Every entry, from the first line to the last, should be output exactly.

(Element data from apps and pages)

********************

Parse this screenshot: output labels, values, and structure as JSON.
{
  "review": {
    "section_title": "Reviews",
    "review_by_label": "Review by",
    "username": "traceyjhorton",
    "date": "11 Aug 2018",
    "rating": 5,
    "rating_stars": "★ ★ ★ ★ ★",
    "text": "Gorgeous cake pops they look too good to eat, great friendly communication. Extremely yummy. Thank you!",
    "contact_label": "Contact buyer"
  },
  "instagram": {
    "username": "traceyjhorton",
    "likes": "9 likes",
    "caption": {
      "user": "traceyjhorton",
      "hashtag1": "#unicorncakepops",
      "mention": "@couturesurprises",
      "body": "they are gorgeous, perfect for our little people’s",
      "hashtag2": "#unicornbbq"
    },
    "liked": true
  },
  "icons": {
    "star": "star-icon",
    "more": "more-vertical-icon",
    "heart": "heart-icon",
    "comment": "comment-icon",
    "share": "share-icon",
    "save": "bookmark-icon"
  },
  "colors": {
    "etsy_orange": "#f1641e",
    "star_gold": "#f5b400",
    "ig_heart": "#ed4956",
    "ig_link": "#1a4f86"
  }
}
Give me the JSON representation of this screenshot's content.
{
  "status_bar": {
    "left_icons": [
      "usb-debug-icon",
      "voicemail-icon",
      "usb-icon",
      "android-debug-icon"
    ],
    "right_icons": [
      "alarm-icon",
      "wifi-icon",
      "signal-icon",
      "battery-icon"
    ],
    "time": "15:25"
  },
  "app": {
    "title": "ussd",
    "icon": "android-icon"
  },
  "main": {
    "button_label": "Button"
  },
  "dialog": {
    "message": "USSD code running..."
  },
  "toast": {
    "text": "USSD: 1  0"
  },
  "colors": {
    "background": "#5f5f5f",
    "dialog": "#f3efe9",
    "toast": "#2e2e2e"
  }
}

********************

#### Task solution:
Parse this screenshot: output labels, values, and structure as JSON.
{
  "review": {
    "section_title": "Reviews",
    "review_by_label": "Review by",
    "username": "traceyjhorton",
    "date": "11 Aug 2018",
    "rating": 5,
    "rating_stars": "★ ★ ★ ★ ★",
    "text": "Gorgeous cake pops they look too good to eat, great friendly communication. Extremely yummy. Thank you!",
    "contact_label": "Contact buyer"
  },
  "instagram": {
    "username": "traceyjhorton",
    "likes": "9 likes",
    "caption": {
      "user": "traceyjhorton",
      "hashtag1": "#unicorncakepops",
      "mention": "@couturesurprises",
      "body": "they are gorgeous, perfect for our little people’s",
      "hashtag2": "#unicornbbq"
    },
    "liked": true
  },
  "icons": {
    "star": "star-icon",
    "more": "more-vertical-icon",
    "heart": "heart-icon",
    "comment": "comment-icon",
    "share": "share-icon",
    "save": "bookmark-icon"
  },
  "colors": {
    "etsy_orange": "#f1641e",
    "star_gold": "#f5b400",
    "ig_heart": "#ed4956",
    "ig_link": "#1a4f86"
  }
}
Give me the JSON representation of this screenshot's content.
{
  "status_bar": {
    "left_icons": [
      "usb-debug-icon",
      "voicemail-icon",
      "usb-icon",
      "android-debug-icon"
    ],
    "right_icons": [
      "alarm-icon",
      "wifi-icon",
      "signal-icon",
      "battery-icon"
    ],
    "time": "15:25"
  },
  "app": {
    "title": "ussd",
    "icon": "android-icon"
  },
  "main": {
    "button_label": "Button"
  },
  "dialog": {
    "message": "USSD code running..."
  },
  "toast": {
    "text": "USSD: 1  0"
  },
  "colors": {
    "background": "#5f5f5f",
    "dialog": "#f3efe9",
    "toast": "#2e2e2e"
  }
}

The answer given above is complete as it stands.